* _Action item_
Nothing in the records should change; write them all out again.

** Opening Material for this exercise block **

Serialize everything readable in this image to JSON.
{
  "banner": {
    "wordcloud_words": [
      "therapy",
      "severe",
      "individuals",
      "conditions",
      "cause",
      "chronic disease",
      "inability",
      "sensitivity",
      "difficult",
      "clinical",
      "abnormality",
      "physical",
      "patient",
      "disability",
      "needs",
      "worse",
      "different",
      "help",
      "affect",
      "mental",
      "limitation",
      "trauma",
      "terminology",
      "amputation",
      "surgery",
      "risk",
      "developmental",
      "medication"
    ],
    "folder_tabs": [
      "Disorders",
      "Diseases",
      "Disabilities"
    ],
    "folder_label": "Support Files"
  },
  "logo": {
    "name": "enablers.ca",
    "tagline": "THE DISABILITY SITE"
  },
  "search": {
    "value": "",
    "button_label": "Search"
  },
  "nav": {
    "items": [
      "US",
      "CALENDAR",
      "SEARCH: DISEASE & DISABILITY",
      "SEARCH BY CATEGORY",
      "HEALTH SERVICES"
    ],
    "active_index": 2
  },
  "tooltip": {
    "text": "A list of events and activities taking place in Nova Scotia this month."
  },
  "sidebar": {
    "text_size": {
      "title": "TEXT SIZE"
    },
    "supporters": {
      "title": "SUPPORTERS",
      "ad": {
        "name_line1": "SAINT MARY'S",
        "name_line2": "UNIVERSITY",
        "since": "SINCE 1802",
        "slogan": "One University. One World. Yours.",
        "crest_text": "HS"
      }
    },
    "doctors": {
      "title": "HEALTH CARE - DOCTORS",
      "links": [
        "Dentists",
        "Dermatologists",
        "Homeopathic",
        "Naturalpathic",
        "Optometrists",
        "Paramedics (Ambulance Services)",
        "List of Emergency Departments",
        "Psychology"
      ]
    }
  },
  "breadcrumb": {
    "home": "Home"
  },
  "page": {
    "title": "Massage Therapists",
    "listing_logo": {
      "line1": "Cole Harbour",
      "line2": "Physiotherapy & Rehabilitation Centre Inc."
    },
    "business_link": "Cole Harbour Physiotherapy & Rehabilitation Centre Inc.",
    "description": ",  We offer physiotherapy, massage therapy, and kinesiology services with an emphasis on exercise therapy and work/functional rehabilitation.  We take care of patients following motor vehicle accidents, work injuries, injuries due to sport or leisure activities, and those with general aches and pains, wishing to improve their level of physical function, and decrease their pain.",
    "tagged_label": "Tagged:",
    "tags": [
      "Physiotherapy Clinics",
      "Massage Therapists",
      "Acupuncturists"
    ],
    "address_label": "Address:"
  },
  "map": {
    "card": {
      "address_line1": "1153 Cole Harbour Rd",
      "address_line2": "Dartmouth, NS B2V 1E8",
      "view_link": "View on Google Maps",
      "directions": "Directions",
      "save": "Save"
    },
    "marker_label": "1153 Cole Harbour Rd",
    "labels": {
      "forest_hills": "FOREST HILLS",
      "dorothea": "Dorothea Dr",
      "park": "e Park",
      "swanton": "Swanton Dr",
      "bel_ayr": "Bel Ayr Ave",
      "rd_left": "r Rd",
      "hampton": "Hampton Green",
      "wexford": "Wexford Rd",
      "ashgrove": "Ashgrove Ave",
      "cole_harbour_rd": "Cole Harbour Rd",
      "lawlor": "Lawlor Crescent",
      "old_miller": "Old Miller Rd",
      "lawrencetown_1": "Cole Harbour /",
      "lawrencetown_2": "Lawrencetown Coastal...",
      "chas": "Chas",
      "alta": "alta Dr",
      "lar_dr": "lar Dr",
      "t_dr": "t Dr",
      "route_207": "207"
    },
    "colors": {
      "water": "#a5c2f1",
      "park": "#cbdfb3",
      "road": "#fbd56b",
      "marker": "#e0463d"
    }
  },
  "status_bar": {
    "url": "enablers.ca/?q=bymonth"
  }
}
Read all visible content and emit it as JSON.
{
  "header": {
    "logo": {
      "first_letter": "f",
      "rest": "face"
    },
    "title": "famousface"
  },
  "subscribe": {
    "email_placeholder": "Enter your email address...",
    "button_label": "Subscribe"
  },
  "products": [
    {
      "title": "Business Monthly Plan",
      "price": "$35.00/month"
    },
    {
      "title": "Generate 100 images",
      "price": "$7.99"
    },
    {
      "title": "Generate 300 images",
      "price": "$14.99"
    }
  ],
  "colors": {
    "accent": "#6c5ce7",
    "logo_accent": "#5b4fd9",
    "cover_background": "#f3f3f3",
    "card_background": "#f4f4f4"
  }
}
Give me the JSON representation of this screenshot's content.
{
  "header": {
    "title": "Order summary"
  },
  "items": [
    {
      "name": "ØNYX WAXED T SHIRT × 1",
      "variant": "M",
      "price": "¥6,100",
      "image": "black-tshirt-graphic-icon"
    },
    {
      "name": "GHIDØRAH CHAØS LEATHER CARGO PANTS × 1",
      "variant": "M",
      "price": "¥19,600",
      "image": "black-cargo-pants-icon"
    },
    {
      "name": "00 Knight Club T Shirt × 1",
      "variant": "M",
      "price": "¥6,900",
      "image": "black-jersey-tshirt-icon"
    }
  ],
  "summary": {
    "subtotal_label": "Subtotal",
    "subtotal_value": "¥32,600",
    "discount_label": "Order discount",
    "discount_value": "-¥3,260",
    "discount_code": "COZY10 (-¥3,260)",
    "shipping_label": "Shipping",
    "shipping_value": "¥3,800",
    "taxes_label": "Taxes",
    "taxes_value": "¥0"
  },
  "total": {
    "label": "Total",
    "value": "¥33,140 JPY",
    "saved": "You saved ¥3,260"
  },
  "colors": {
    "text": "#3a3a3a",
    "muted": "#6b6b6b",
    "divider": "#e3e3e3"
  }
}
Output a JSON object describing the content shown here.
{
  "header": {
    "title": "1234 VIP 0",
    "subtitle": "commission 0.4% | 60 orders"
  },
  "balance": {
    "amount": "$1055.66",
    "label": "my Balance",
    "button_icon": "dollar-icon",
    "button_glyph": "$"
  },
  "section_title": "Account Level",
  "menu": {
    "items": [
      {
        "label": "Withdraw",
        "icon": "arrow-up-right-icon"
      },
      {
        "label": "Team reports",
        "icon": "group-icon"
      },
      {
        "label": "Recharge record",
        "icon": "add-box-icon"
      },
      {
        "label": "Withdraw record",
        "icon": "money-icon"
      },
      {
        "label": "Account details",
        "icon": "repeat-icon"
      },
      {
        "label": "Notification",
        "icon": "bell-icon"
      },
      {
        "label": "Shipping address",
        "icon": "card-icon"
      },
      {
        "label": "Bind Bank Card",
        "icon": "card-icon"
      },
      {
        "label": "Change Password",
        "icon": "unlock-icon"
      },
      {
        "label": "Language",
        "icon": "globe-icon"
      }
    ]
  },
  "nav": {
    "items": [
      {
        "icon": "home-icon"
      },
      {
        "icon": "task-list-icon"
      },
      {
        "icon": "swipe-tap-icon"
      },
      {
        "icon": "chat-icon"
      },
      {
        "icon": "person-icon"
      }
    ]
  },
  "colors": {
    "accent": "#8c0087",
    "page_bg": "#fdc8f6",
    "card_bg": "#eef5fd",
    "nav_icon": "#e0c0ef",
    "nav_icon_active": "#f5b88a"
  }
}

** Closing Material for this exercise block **

* _Expected answer_
Serialize everything readable in this image to JSON.
{
  "banner": {
    "wordcloud_words": [
      "therapy",
      "severe",
      "individuals",
      "conditions",
      "cause",
      "chronic disease",
      "inability",
      "sensitivity",
      "difficult",
      "clinical",
      "abnormality",
      "physical",
      "patient",
      "disability",
      "needs",
      "worse",
      "different",
      "help",
      "affect",
      "mental",
      "limitation",
      "trauma",
      "terminology",
      "amputation",
      "surgery",
      "risk",
      "developmental",
      "medication"
    ],
    "folder_tabs": [
      "Disorders",
      "Diseases",
      "Disabilities"
    ],
    "folder_label": "Support Files"
  },
  "logo": {
    "name": "enablers.ca",
    "tagline": "THE DISABILITY SITE"
  },
  "search": {
    "value": "",
    "button_label": "Search"
  },
  "nav": {
    "items": [
      "US",
      "CALENDAR",
      "SEARCH: DISEASE & DISABILITY",
      "SEARCH BY CATEGORY",
      "HEALTH SERVICES"
    ],
    "active_index": 2
  },
  "tooltip": {
    "text": "A list of events and activities taking place in Nova Scotia this month."
  },
  "sidebar": {
    "text_size": {
      "title": "TEXT SIZE"
    },
    "supporters": {
      "title": "SUPPORTERS",
      "ad": {
        "name_line1": "SAINT MARY'S",
        "name_line2": "UNIVERSITY",
        "since": "SINCE 1802",
        "slogan": "One University. One World. Yours.",
        "crest_text": "HS"
      }
    },
    "doctors": {
      "title": "HEALTH CARE - DOCTORS",
      "links": [
        "Dentists",
        "Dermatologists",
        "Homeopathic",
        "Naturalpathic",
        "Optometrists",
        "Paramedics (Ambulance Services)",
        "List of Emergency Departments",
        "Psychology"
      ]
    }
  },
  "breadcrumb": {
    "home": "Home"
  },
  "page": {
    "title": "Massage Therapists",
    "listing_logo": {
      "line1": "Cole Harbour",
      "line2": "Physiotherapy & Rehabilitation Centre Inc."
    },
    "business_link": "Cole Harbour Physiotherapy & Rehabilitation Centre Inc.",
    "description": ",  We offer physiotherapy, massage therapy, and kinesiology services with an emphasis on exercise therapy and work/functional rehabilitation.  We take care of patients following motor vehicle accidents, work injuries, injuries due to sport or leisure activities, and those with general aches and pains, wishing to improve their level of physical function, and decrease their pain.",
    "tagged_label": "Tagged:",
    "tags": [
      "Physiotherapy Clinics",
      "Massage Therapists",
      "Acupuncturists"
    ],
    "address_label": "Address:"
  },
  "map": {
    "card": {
      "address_line1": "1153 Cole Harbour Rd",
      "address_line2": "Dartmouth, NS B2V 1E8",
      "view_link": "View on Google Maps",
      "directions": "Directions",
      "save": "Save"
    },
    "marker_label": "1153 Cole Harbour Rd",
    "labels": {
      "forest_hills": "FOREST HILLS",
      "dorothea": "Dorothea Dr",
      "park": "e Park",
      "swanton": "Swanton Dr",
      "bel_ayr": "Bel Ayr Ave",
      "rd_left": "r Rd",
      "hampton": "Hampton Green",
      "wexford": "Wexford Rd",
      "ashgrove": "Ashgrove Ave",
      "cole_harbour_rd": "Cole Harbour Rd",
      "lawlor": "Lawlor Crescent",
      "old_miller": "Old Miller Rd",
      "lawrencetown_1": "Cole Harbour /",
      "lawrencetown_2": "Lawrencetown Coastal...",
      "chas": "Chas",
      "alta": "alta Dr",
      "lar_dr": "lar Dr",
      "t_dr": "t Dr",
      "route_207": "207"
    },
    "colors": {
      "water": "#a5c2f1",
      "park": "#cbdfb3",
      "road": "#fbd56b",
      "marker": "#e0463d"
    }
  },
  "status_bar": {
    "url": "enablers.ca/?q=bymonth"
  }
}
Read all visible content and emit it as JSON.
{
  "header": {
    "logo": {
      "first_letter": "f",
      "rest": "face"
    },
    "title": "famousface"
  },
  "subscribe": {
    "email_placeholder": "Enter your email address...",
    "button_label": "Subscribe"
  },
  "products": [
    {
      "title": "Business Monthly Plan",
      "price": "$35.00/month"
    },
    {
      "title": "Generate 100 images",
      "price": "$7.99"
    },
    {
      "title": "Generate 300 images",
      "price": "$14.99"
    }
  ],
  "colors": {
    "accent": "#6c5ce7",
    "logo_accent": "#5b4fd9",
    "cover_background": "#f3f3f3",
    "card_background": "#f4f4f4"
  }
}
Give me the JSON representation of this screenshot's content.
{
  "header": {
    "title": "Order summary"
  },
  "items": [
    {
      "name": "ØNYX WAXED T SHIRT × 1",
      "variant": "M",
      "price": "¥6,100",
      "image": "black-tshirt-graphic-icon"
    },
    {
      "name": "GHIDØRAH CHAØS LEATHER CARGO PANTS × 1",
      "variant": "M",
      "price": "¥19,600",
      "image": "black-cargo-pants-icon"
    },
    {
      "name": "00 Knight Club T Shirt × 1",
      "variant": "M",
      "price": "¥6,900",
      "image": "black-jersey-tshirt-icon"
    }
  ],
  "summary": {
    "subtotal_label": "Subtotal",
    "subtotal_value": "¥32,600",
    "discount_label": "Order discount",
    "discount_value": "-¥3,260",
    "discount_code": "COZY10 (-¥3,260)",
    "shipping_label": "Shipping",
    "shipping_value": "¥3,800",
    "taxes_label": "Taxes",
    "taxes_value": "¥0"
  },
  "total": {
    "label": "Total",
    "value": "¥33,140 JPY",
    "saved": "You saved ¥3,260"
  },
  "colors": {
    "text": "#3a3a3a",
    "muted": "#6b6b6b",
    "divider": "#e3e3e3"
  }
}
Output a JSON object describing the content shown here.
{
  "header": {
    "title": "1234 VIP 0",
    "subtitle": "commission 0.4% | 60 orders"
  },
  "balance": {
    "amount": "$1055.66",
    "label": "my Balance",
    "button_icon": "dollar-icon",
    "button_glyph": "$"
  },
  "section_title": "Account Level",
  "menu": {
    "items": [
      {
        "label": "Withdraw",
        "icon": "arrow-up-right-icon"
      },
      {
        "label": "Team reports",
        "icon": "group-icon"
      },
      {
        "label": "Recharge record",
        "icon": "add-box-icon"
      },
      {
        "label": "Withdraw record",
        "icon": "money-icon"
      },
      {
        "label": "Account details",
        "icon": "repeat-icon"
      },
      {
        "label": "Notification",
        "icon": "bell-icon"
      },
      {
        "label": "Shipping address",
        "icon": "card-icon"
      },
      {
        "label": "Bind Bank Card",
        "icon": "card-icon"
      },
      {
        "label": "Change Password",
        "icon": "unlock-icon"
      },
      {
        "label": "Language",
        "icon": "globe-icon"
      }
    ]
  },
  "nav": {
    "items": [
      {
        "icon": "home-icon"
      },
      {
        "icon": "task-list-icon"
      },
      {
        "icon": "swipe-tap-icon"
      },
      {
        "icon": "chat-icon"
      },
      {
        "icon": "person-icon"
      }
    ]
  },
  "colors": {
    "accent": "#8c0087",
    "page_bg": "#fdc8f6",
    "card_bg": "#eef5fd",
    "nav_icon": "#e0c0ef",
    "nav_icon_active": "#f5b88a"
  }
}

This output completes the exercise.